Surviving the Reactor: Retrospective

Shawshank Redemption: If you have not seen it, SEE IT

It is weird how time has flown by in the five months since I have finished Hack Reactor. This time last year my life was essentially a mess that I had no idea how to fix. Having gone to Hong Kong and failed to start a company, I wasn’t exactly going anywhere in life. Deciding to join Remote Prep was a spur of the moment decision brought about by the lack of stable income. Now I am at a job I love and with the skills to be employable for the foreseeable future. Going through Hack Reactor and some interviews also allowed me to see what I am not. I am not the world’s greatest programmer, I don’t particularly enjoy algorithms, and I don’t understand why so many companies get off on making their interview process insanely difficult. I’m a programmer who is more interested in someone’s thought process and what they have built as opposed to spouting out memorized time complexity on a white board. If you are having doubts about being a programmer, know that there is somewhere that will be a good fit.

The biggest takeaway from Hack Reactor is learning how to learn. That’s crazy to think about considering I did not finish a majority of the projects assigned in the first six weeks. Hack Reactor was already hard, but having to throw my hands up in frustration, sprint after sprint was very draining. I got through it, though, and if you get into Hack Reactor, you can too. It is very easy to lose sight of the goal when you are immersed in the program, but take it a day at a time.

What would I do differently

I would certainly recommend trying to learn at least the basics of Node and Angular. Pretty much anything by Anthony Alicea is worth it, and you can frequently find Udemy coupons online. I also know a few people who have gone through Free Code Camp and learned a lot. In short, don’t do what I did and make it in right at the cut off date.

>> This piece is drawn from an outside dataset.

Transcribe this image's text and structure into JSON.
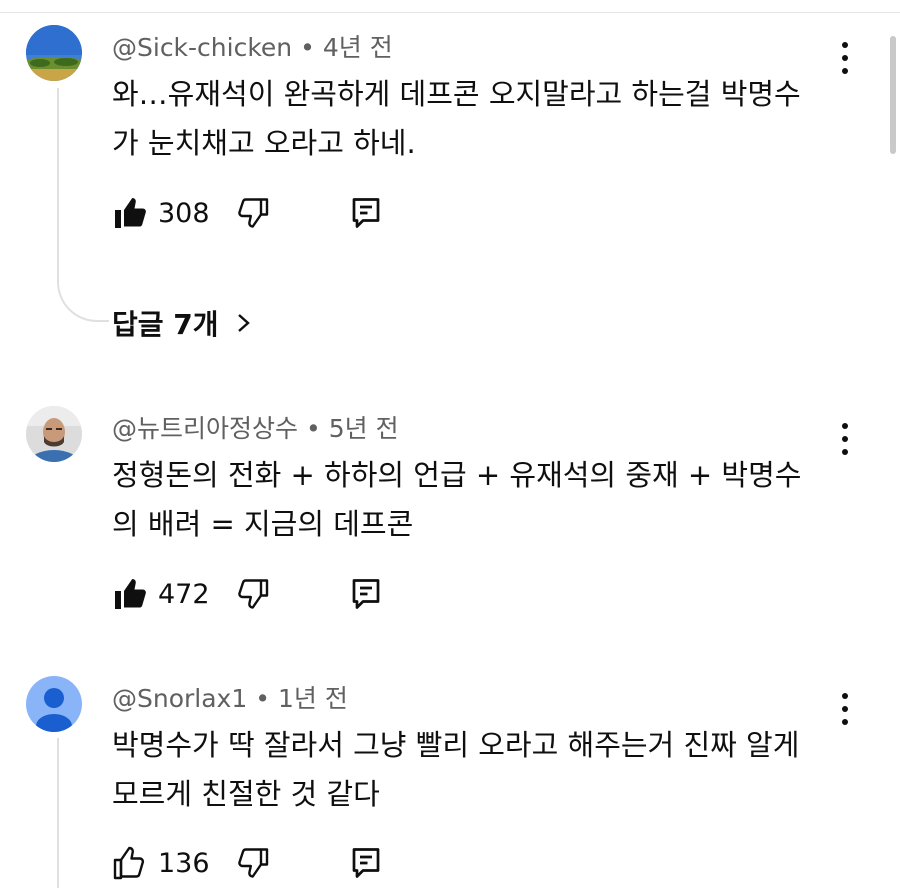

Learning how to code is one of the best decisions I have made because it opens up so many possibilities. I expect to grow this article, as different questions arise, but feel free to ping me on Twitter. Most importantly, You Can Do It!